## [Input material]
== Segment start ==
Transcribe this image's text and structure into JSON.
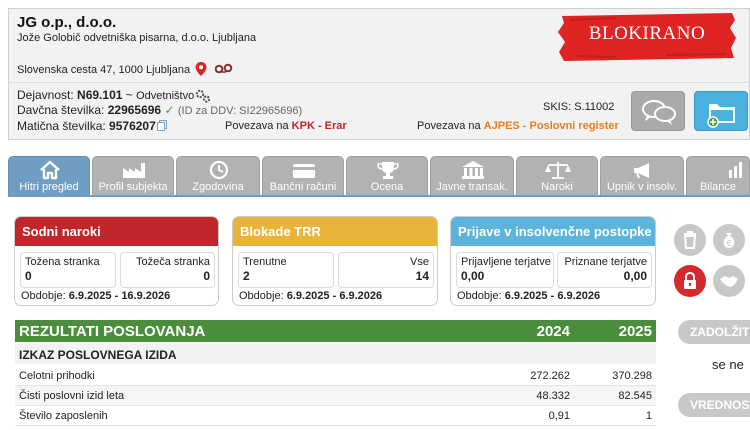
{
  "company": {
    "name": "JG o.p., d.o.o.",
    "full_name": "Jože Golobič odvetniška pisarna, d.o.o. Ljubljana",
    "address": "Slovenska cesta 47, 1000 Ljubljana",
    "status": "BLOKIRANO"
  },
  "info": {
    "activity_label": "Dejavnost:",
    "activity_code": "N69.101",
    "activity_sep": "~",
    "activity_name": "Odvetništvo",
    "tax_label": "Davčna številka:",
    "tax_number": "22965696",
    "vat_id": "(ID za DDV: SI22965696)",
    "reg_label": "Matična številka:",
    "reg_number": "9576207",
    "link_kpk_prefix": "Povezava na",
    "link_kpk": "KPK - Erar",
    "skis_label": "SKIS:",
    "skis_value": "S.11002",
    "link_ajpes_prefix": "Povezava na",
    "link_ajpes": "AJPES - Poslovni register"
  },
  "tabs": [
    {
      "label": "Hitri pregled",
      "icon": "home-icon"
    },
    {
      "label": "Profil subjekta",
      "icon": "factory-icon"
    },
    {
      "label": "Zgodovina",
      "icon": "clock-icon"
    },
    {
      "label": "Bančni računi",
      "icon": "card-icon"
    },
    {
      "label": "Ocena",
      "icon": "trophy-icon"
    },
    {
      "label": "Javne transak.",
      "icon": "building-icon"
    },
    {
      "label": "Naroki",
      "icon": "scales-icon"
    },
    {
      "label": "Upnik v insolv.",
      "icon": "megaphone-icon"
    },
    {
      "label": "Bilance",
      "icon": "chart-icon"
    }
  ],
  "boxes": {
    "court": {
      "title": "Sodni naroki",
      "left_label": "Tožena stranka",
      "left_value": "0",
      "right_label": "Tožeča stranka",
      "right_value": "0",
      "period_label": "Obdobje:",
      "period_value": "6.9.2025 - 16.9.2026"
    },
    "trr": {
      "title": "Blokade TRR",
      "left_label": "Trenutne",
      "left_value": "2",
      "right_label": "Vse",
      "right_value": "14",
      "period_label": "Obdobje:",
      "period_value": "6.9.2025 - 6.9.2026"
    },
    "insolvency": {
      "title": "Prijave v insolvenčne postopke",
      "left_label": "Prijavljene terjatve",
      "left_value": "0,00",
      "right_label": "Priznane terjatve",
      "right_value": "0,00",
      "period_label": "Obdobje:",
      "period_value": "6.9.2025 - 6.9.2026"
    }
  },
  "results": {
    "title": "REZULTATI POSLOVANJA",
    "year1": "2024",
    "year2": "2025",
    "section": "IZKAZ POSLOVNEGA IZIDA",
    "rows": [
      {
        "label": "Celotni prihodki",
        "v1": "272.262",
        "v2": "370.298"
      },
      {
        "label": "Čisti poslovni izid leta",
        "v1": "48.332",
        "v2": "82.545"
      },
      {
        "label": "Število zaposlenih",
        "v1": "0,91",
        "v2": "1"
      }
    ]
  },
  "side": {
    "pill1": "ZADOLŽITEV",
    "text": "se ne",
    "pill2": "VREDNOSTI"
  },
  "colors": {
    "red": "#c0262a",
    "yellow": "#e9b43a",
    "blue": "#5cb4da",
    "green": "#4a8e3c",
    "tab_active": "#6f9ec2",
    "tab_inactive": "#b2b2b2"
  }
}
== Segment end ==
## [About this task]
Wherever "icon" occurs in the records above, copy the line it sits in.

## [Response to the exercise]
      "icon": "home-icon"
      "icon": "factory-icon"
      "icon": "clock-icon"
      "icon": "card-icon"
      "icon": "trophy-icon"
      "icon": "building-icon"
      "icon": "scales-icon"
      "icon": "megaphone-icon"
      "icon": "chart-icon"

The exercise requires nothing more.